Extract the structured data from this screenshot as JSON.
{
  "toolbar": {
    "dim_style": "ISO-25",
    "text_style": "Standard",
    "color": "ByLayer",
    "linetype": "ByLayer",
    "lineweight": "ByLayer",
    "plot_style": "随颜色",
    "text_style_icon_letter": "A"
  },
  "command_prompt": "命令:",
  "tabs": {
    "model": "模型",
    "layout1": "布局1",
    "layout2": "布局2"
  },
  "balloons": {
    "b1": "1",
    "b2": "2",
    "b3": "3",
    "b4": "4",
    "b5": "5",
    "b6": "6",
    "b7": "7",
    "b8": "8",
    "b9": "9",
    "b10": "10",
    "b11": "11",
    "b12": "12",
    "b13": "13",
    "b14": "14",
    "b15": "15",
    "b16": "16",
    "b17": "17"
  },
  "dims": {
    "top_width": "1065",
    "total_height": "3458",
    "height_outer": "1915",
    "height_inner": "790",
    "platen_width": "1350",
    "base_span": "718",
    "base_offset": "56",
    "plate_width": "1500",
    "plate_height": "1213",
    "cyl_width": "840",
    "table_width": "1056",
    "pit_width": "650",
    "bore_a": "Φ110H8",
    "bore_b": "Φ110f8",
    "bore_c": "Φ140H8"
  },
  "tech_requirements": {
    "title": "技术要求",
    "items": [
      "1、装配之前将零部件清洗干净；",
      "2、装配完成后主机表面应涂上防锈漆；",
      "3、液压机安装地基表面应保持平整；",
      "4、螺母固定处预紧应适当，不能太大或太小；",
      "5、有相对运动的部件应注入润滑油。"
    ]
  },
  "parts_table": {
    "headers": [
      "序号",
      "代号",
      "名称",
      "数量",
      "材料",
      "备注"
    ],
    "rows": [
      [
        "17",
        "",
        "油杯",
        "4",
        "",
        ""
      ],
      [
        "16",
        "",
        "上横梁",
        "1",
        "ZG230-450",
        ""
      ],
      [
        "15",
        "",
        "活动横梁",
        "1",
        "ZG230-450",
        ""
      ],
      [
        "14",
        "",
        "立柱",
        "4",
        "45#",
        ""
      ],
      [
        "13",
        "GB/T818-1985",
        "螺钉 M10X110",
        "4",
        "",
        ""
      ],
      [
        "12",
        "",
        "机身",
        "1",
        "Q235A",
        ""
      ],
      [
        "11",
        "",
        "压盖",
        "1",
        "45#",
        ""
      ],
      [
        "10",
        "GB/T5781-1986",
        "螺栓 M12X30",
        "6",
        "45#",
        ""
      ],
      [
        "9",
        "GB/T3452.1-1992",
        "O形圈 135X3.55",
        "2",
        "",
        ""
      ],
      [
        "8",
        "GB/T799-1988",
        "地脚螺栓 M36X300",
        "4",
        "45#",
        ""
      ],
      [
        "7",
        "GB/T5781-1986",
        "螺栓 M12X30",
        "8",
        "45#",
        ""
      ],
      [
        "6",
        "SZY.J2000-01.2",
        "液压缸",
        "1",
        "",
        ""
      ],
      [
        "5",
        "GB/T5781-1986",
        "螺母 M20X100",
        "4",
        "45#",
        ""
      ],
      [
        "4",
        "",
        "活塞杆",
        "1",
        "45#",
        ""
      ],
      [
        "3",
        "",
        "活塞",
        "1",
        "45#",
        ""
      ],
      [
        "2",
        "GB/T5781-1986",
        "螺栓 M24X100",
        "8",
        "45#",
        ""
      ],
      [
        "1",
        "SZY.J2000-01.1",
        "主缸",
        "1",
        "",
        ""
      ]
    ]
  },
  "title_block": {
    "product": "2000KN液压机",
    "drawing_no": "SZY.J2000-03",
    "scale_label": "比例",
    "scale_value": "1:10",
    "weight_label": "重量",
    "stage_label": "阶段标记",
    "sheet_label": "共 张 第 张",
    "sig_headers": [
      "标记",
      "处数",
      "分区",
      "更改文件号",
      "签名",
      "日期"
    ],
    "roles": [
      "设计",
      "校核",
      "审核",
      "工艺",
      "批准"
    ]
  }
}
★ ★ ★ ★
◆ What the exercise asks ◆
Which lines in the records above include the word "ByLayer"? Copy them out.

◆ Exercise response ◆
    "color": "ByLayer",
    "linetype": "ByLayer",
    "lineweight": "ByLayer",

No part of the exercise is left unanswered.